Read Galatians 1:1-5

1Paul, an apostle — sent not from men nor by man, but by Jesus Christ and God the Father, who raised him from the dead— 2and all the brothers with me,

To the churches in Galatia:

3Grace and peace to you from God our Father and the Lord Jesus Christ, 4who gave himself for our sins to rescue us from the present evil age, according to the will of our God and Father, 5to whom be glory for ever and ever.

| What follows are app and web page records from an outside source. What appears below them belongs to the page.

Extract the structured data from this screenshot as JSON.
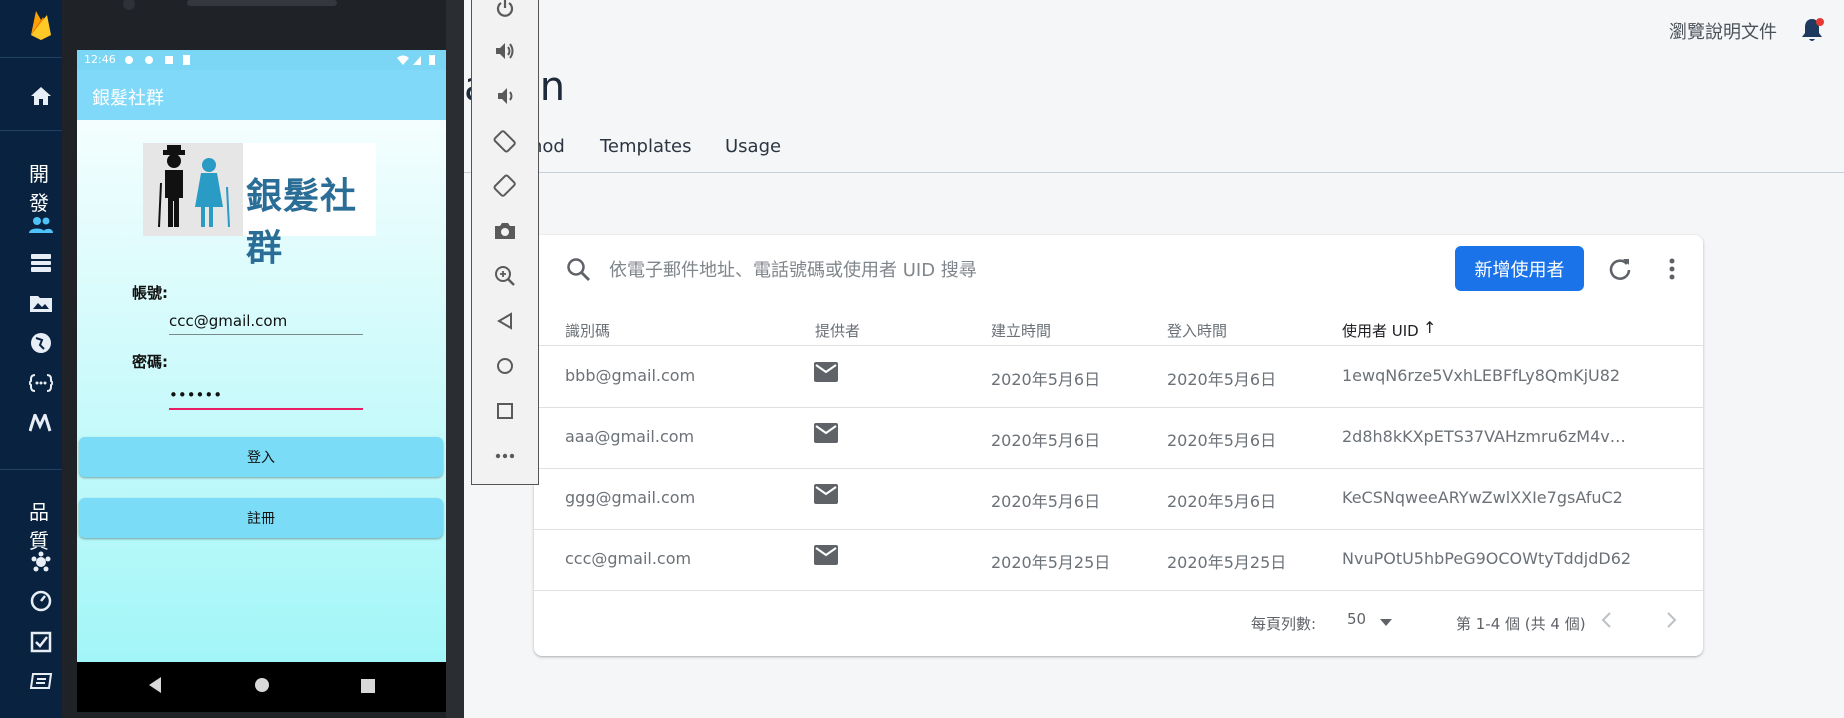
{
  "firebase": {
    "sidebar": {
      "section_build": "開發",
      "section_quality": "品質"
    },
    "topbar": {
      "docs_link": "瀏覽說明文件"
    },
    "page_title_visible": "ation",
    "tabs": [
      "Sign-in method",
      "Templates",
      "Usage"
    ],
    "tab_visible_fragment": "hod",
    "search": {
      "placeholder": "依電子郵件地址、電話號碼或使用者 UID 搜尋"
    },
    "add_user_label": "新增使用者",
    "table": {
      "headers": [
        "識別碼",
        "提供者",
        "建立時間",
        "登入時間",
        "使用者 UID"
      ],
      "sort_indicator": "↑",
      "rows": [
        {
          "id": "bbb@gmail.com",
          "provider": "email",
          "created": "2020年5月6日",
          "signed_in": "2020年5月6日",
          "uid": "1ewqN6rze5VxhLEBFfLy8QmKjU82"
        },
        {
          "id": "aaa@gmail.com",
          "provider": "email",
          "created": "2020年5月6日",
          "signed_in": "2020年5月6日",
          "uid": "2d8h8kKXpETS37VAHzmru6zM4v…"
        },
        {
          "id": "ggg@gmail.com",
          "provider": "email",
          "created": "2020年5月6日",
          "signed_in": "2020年5月6日",
          "uid": "KeCSNqweeARYwZwlXXIe7gsAfuC2"
        },
        {
          "id": "ccc@gmail.com",
          "provider": "email",
          "created": "2020年5月25日",
          "signed_in": "2020年5月25日",
          "uid": "NvuPOtU5hbPeG9OCOWtyTddjdD62"
        }
      ]
    },
    "footer": {
      "rows_per_page_label": "每頁列數:",
      "rows_per_page_value": "50",
      "range_label": "第 1-4 個 (共 4 個)"
    }
  },
  "emulator": {
    "status_time": "12:46",
    "app_title": "銀髮社群",
    "logo_text": "銀髮社群",
    "account_label": "帳號:",
    "account_value": "ccc@gmail.com",
    "password_label": "密碼:",
    "password_value": "••••••",
    "login_button": "登入",
    "register_button": "註冊",
    "toolbar_icons": [
      "power-icon",
      "volume-up-icon",
      "volume-down-icon",
      "rotate-left-icon",
      "rotate-right-icon",
      "camera-icon",
      "zoom-icon",
      "back-icon",
      "home-icon",
      "overview-icon",
      "more-icon"
    ]
  },
  "colors": {
    "firebase_nav": "#08223f",
    "primary_button": "#1a73e8",
    "app_bar": "#81d9f9",
    "app_button": "#7adcf6",
    "focus_underline": "#e91e63"
  }
}
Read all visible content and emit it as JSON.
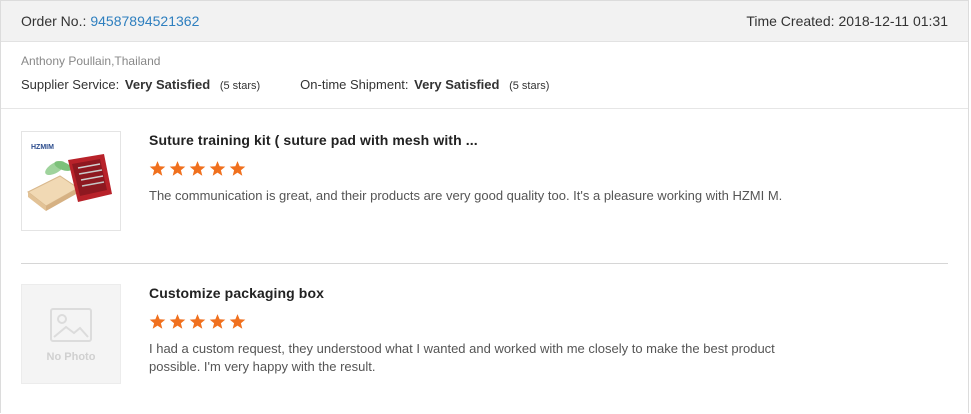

Amen. (NIV)


As we begin our look at Paul’s letter to the Galatians, I would like to point out how Paul’s letters were written in the style most letters of that age were written in.  Because of the climate conditions in Egypt, many documents and letters were retrieved from the trash heaps there.  What they found in reading many of the letters was there was a standard format.

The typical letter contained 5 parts.  First was the greeting which we see in verse 1 and verse 2.  Then there is a prayer for the health of the recipient.  This is the first part of verse 3.  Third is a thanksgiving to God which we see in the 2nd part of verse three.

This is then followed by the main body which we will study and then finally, the last part which is special greetings and salutations.

As we look to the purpose of the letter to Galatians, we see that Paul is responding to an attack on both him and the Gospel he preached.  The church was at a critical point as to its theology.   When one studies the history of the church, we see that there are times where the church is attacked for what it believes.  I think we are moving into one of those times in our own country.  The attack for Paul was that the Jews who had come to believe in Christ still held that faith is for Jews alone.  For a Gentile to be received, that person must first become a Jew.  Paul believed this went totally against the work of Christ and his teaching.  So Paul will talk about the Law and Grace in this letter to speak to what each does.

Galatians is written near the end of Paul’s Aegean ministry.  The tone of the letter is exasperated, sarcastic at times and is as a parent dealing with an errant child.  Galatians is similar to Romans.  As we will see, the central argument is justification by faith in Christ and not works of the law.

The first two chapters of the letter are autobiographical information about Paul.  2:15 to 4:31 of Galatians is the heart of Paul’s theological argument in the letter and finally, chapters 5 and 6 deal with lifestyle and freedom.

Paul makes his argument based on Habakkuk 2:4 where it is written that the righteous shall live by faith.  The thrust of his argument with Abraham is that he was deemed righteous in Genesis 15 which preceded the covenant of circumcision given in Genesis 17-19, therefore giving faith priority over the law.

Paul argues against those who put forth a model of getting to God through the Jewish community and thus the law (Torah).  He affirms that this model is valid for Jews, but is not a valid model for Gentiles and in fact, for Gentiles to follow this model will result in their becoming slaves to the law and thus relinquishing the grace given them.

I hope and pray that we can learn something new as we read through Galatians.

Blessings and Peace

Pastor Harry